As White House officials and insurance providers scramble to get the Patient Protection and Affordable Care Act’s (PPACA) online health insurance exchanges in place by Oct. 1, cybercriminals are lining up to dupe users and steal information. Experts caution that the online third-party structure makes it easy to scam and be scammed. Prospective enrollees are advised to eschew search engines, stay alert for deviations in domain name, and verify potential sellers by phone or in person.

The embattled healthcare reform known as Obamacare requires uninsured Americans to buy healthcare insurance if they can afford to, or pay a penalty. Online health insurance market places, also known as the exchanges, are run by individual states and the federal goverment in order to facilitate enrollment. Scammers and phishers are using the lack of concentric structure to their advantage, making the upcoming policy market a potential goldmine.

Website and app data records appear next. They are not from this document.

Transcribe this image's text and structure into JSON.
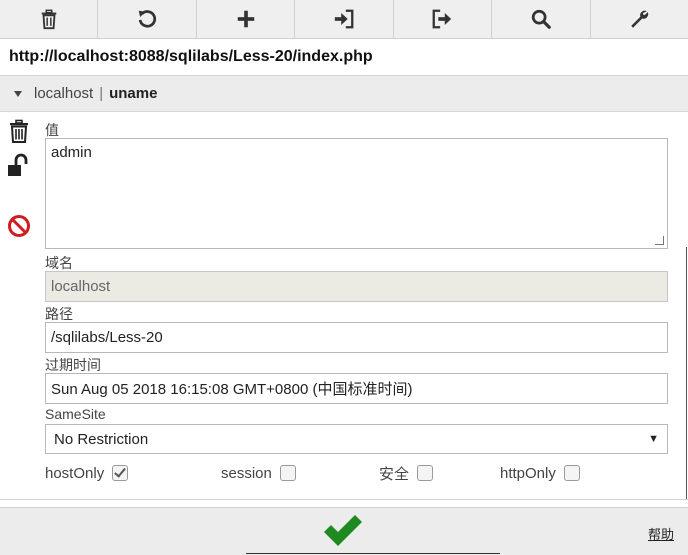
{
  "toolbar": {
    "buttons": [
      {
        "icon": "trash-icon"
      },
      {
        "icon": "reset-icon"
      },
      {
        "icon": "add-icon"
      },
      {
        "icon": "import-icon"
      },
      {
        "icon": "export-icon"
      },
      {
        "icon": "search-icon"
      },
      {
        "icon": "wrench-icon"
      }
    ]
  },
  "url": "http://localhost:8088/sqlilabs/Less-20/index.php",
  "cookie": {
    "domain": "localhost",
    "separator": "|",
    "name": "uname"
  },
  "form": {
    "value_label": "值",
    "value": "admin",
    "domain_label": "域名",
    "domain": "localhost",
    "path_label": "路径",
    "path": "/sqlilabs/Less-20",
    "expires_label": "过期时间",
    "expires": "Sun Aug 05 2018 16:15:08 GMT+0800 (中国标准时间)",
    "samesite_label": "SameSite",
    "samesite": "No Restriction",
    "hostonly_label": "hostOnly",
    "hostonly_checked": true,
    "session_label": "session",
    "session_checked": false,
    "secure_label": "安全",
    "secure_checked": false,
    "httponly_label": "httpOnly",
    "httponly_checked": false
  },
  "footer": {
    "help_label": "帮助"
  },
  "colors": {
    "save_green": "#1f8a1f",
    "block_red": "#d01c1c"
  }
}
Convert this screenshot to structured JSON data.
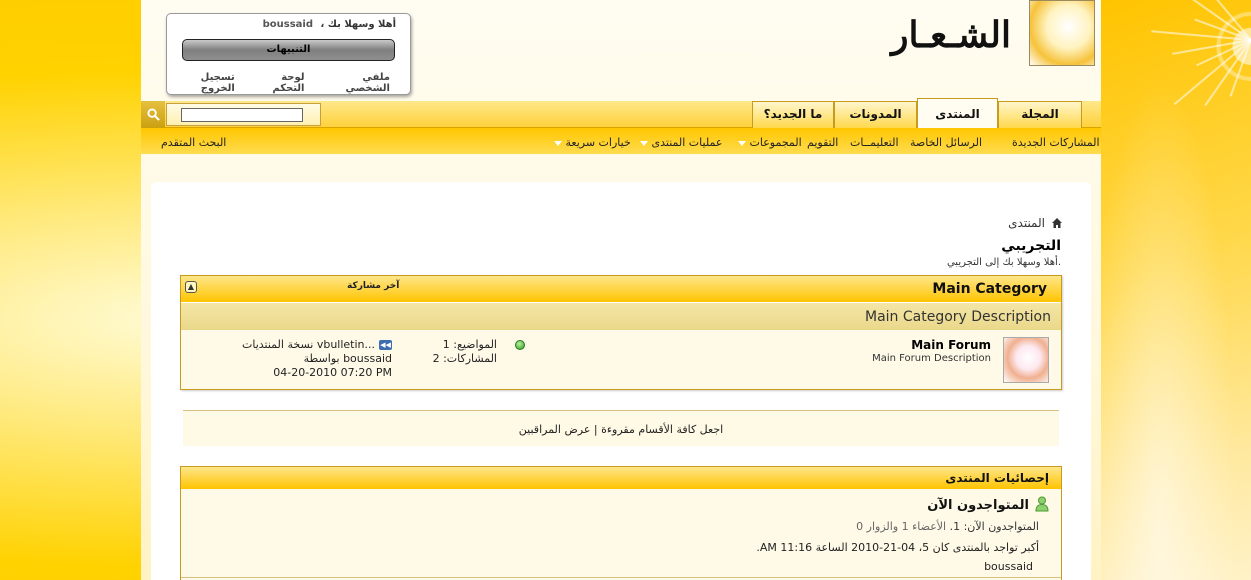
{
  "header": {
    "site_title": "الشـعـار",
    "welcome_text": "أهلا وسهلا بك ،",
    "username": "boussaid",
    "notifications_label": "التنبيهات",
    "links": [
      "ملفي الشخصي",
      "لوحة التحكم",
      "تسجيل الخروج"
    ]
  },
  "tabs": [
    {
      "label": "المجلة",
      "active": false
    },
    {
      "label": "المنتدى",
      "active": true
    },
    {
      "label": "المدونات",
      "active": false
    },
    {
      "label": "ما الجديد؟",
      "active": false
    }
  ],
  "search": {
    "value": "",
    "placeholder": ""
  },
  "navbar": {
    "items": [
      "المشاركات الجديدة",
      "الرسائل الخاصة",
      "التعليمــات",
      "التقويم",
      "المجموعات",
      "عمليات المنتدى",
      "خيارات سريعة"
    ],
    "advanced_search": "البحث المتقدم"
  },
  "breadcrumb": {
    "label": "المنتدى"
  },
  "page": {
    "title": "التجريبي",
    "description": "أهلا وسهلا بك إلى التجريبي."
  },
  "category": {
    "title": "Main Category",
    "last_post_header": "آخر مشاركة",
    "description": "Main Category Description",
    "forum": {
      "name": "Main Forum",
      "description": "Main Forum Description",
      "threads_label": "المواضيع:",
      "threads_value": "1",
      "posts_label": "المشاركات:",
      "posts_value": "2",
      "last_post_title": "نسخة المنتديات vbulletin...",
      "last_post_by": "بواسطة boussaid",
      "last_post_date": "04-20-2010 07:20 PM"
    }
  },
  "actions": {
    "mark_read": "اجعل كافة الأقسام مقروءة",
    "separator": "|",
    "view_moderators": "عرض المراقبين"
  },
  "stats": {
    "title": "إحصائيات المنتدى",
    "online_title": "المتواجدون الآن",
    "online_prefix": "المتواجدون الآن:",
    "online_total": "1.",
    "online_detail": "الأعضاء 1 والزوار 0",
    "record_line": "أكبر تواجد بالمنتدى كان 5، 04-21-2010 الساعة 11:16 AM.",
    "online_user": "boussaid"
  },
  "colors": {
    "accent": "#ffc400",
    "background": "#ffd200",
    "panel": "#fffae8"
  }
}
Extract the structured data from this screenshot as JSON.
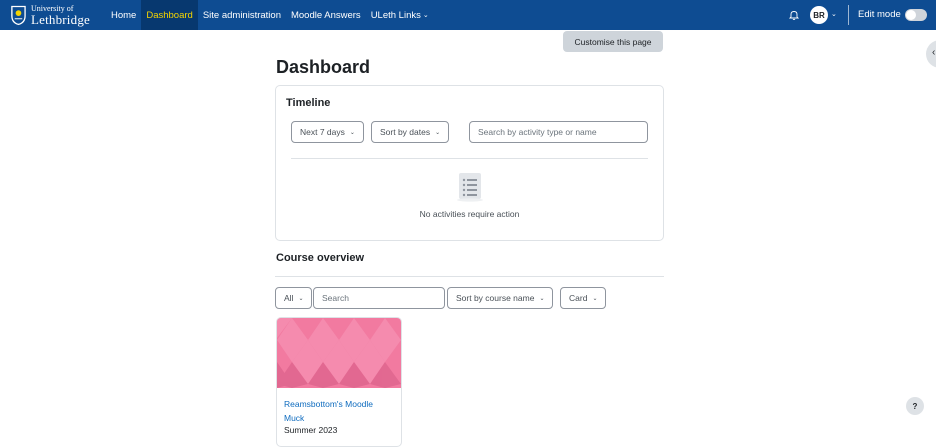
{
  "brand": {
    "line1": "University of",
    "line2": "Lethbridge"
  },
  "nav": {
    "home": "Home",
    "dashboard": "Dashboard",
    "site_admin": "Site administration",
    "moodle_answers": "Moodle Answers",
    "uleth_links": "ULeth Links",
    "avatar_initials": "BR",
    "edit_mode": "Edit mode",
    "edit_mode_on": false
  },
  "customise_label": "Customise this page",
  "page_title": "Dashboard",
  "timeline": {
    "title": "Timeline",
    "filter_range": "Next 7 days",
    "sort": "Sort by dates",
    "search_placeholder": "Search by activity type or name",
    "empty_message": "No activities require action"
  },
  "course_overview": {
    "title": "Course overview",
    "filter": "All",
    "search_placeholder": "Search",
    "sort": "Sort by course name",
    "view": "Card",
    "courses": [
      {
        "name": "Reamsbottom's Moodle Muck",
        "category": "Summer 2023"
      }
    ]
  },
  "help_label": "?",
  "colors": {
    "navbar": "#0e4c92",
    "active_link": "#f5d400",
    "link": "#0f6cbf",
    "course_image": "#f27aa0"
  }
}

"The root problem is that the Health Insurance Exchange isn’t made up by a single authoritative site where people can go and register for coverage,” said Christopher Budd, threat communications manager at Trend Micro security. “In addition to the federal site, people can apply for coverage at sites run by individual states. Then, within each state, there can also be legitimate third-party that provide assistance and even broker coverage.”

Although the sprawling structure may relieve web traffic during open enrollment and promote accessibility, the lack uniformity and authority makes online verification risky. According to Budd, the market place represents the “perfect environment” for identity thieves and other criminals, who will prey on the initial confusion and fuzzy verification system by writing fake sites.

“When a person starts looking through sites to find one, at this time, they’re faced with the challenge that there’s no official marking or labeling that they can look at on a site to know that it’s an officially sanctioned site,” he explained. “A survey of state and third-party sites also shows that official sites aren’t required to provide the ability to verify the site using SSL [secure socket layer]: many of them don’t provide it for site verification at all.”

The easiest way to avoid potential scammers and phishers is to start your search at sites run by federal and state government. These sites will provide you with resources deemed trustworthy by officials. It is important to avoid traditional search engines, as cybercriminals replicate legitimate keywords, names, and even site designs to lure in prospective enrollees.

For further protection against online fraud, experts recommend calling the site's listed number or even visiting the listed address in person.